A ghostly quiet haunts streets littered with glories of yesteryear
It boasts stunning sea views, miles of golden beaches and draws thousands of tourists every summer. But the outstanding natural beauty of the Portrush coastline contrasts with a town centre which is tired and stuck in a bygone age.
Now the Environment Minister is taking action to transform Portrush from a sleepy seaside resort into a vibrant and bustling town befitting the area’s status as Northern Ireland’s premier tourist destination.
The town, along with Portstewart, will undergo a major facelift ahead of this summer’s Irish Open golf tournament.
The crumbling Metropole Hotel was the backdrop for yesterday’s funding pledge by Alex Attwood, and is among the locations earmarked for change.
Eight of the 11 sites identified for improvement work are situated in Portrush, a town in need of a kickstart.
This can be less apparent during the summer season, when the vast influx of visitors and warm sunshine creates a positive vibe.
But yesterday, emptied by the grey skies and cold mid-March weather, some of the cracks were all too evident.
Like most towns, Portrush has been hit by the recession and the shutters are down on several former businesses.
Hotels lie shut and the town centre, dominated by cafes, amusement arcades and souvenir shops, is ghostly quiet at times.
Several old buildings have also fallen into disrepair, most notably the Metropole site.
Traders and residents believe the funding pledge announced yesterday will be a big step towards revamping the town’s image.
Norman Hillis from R&J Hillis, a clothing store on the main street, said the project was long overdue.
“For years I have had tourists coming into the shop and remarking how dreadful some of the buildings are, so this injection of cash is very welcome,” he said.
“We have the Irish Open coming to town, and there is little point spending millions putting on a good show if the rest of Portrush resembles a disaster area.”
John McKinney, who has lived in the town for over 30 years, is also confident the project can have a positive impact.
“Portrush used to be a great town, but over the last decade or so it has lost a lot of its gloss,” he said.
“The North Coast is a lovely area.
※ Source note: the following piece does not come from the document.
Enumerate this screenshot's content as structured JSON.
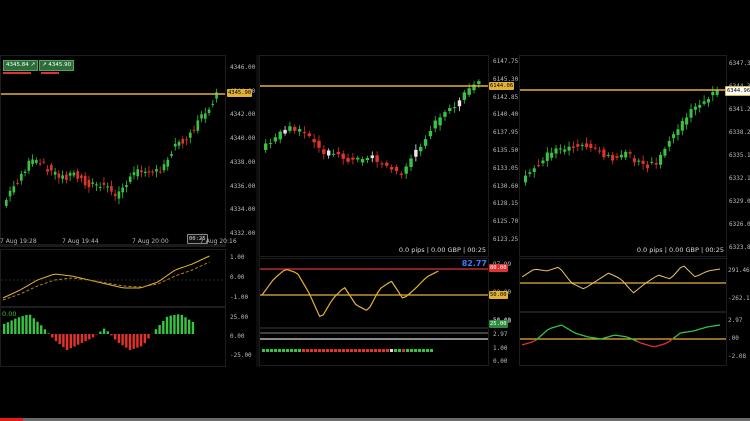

You have the Giant’s Causeway and the coastal route, and then people come into Portrush and it’s tired and stale.
“The first thing people see is the Metropole and it’s the worst possible image.”
John Gregg, who owns a souvenir shop in the town centre, said the high number of derelict buildings was a deterrent to visitors.
“You look at the Coleraine Road and there is a whole stack of empty buildings,” he said.
“It gives tourists the wrong impression.”
Further down the town, a group of pensioners sit in a cafe overlooking the seafront, watching huge waves crash into the rocks as they sip cups of tea.
They are more sceptical about the plans.
“It’s all very well tearing buildings down here and there, but the big empty spaces which are left aren’t going to sell Portrush,” said Jim Ryan.
“Look at the Metropole. What is really needed there is a new, top-class hotel, not another empty space.
That is a prime site for someone to invest in.”
Another, Paddy Cavanagh, said changing people’s perception of Portrush is vital.
“Portrush isn’t just about holidays and tourists,” he said. “What we really should be doing is trying to turn Portrush into a town, similar to Coleraine, that can draw in people all year round.
“Between October and March the place is dead. There should be a bigger focus on making it a shopping town.”
Clearly there is work to be done, but the potential is there.
With the Giant’s Causeway and Atlantic coastline on its doorstep, Portrush is just minutes from some of the UK’s most stunning scenery.
The region is also a magnet for golf fans and is already capitalising on Major triumphs by two of its local stars, Graeme McDowell and Darren Clarke, ahead of the Irish Open coming to Royal Portrush later in the year.
Add in the North West 200, Northern Ireland’s biggest sporting event, the Milk Cup and the International Airshow and it is quite a package.
But image is everything, first impressions are lasting impressions.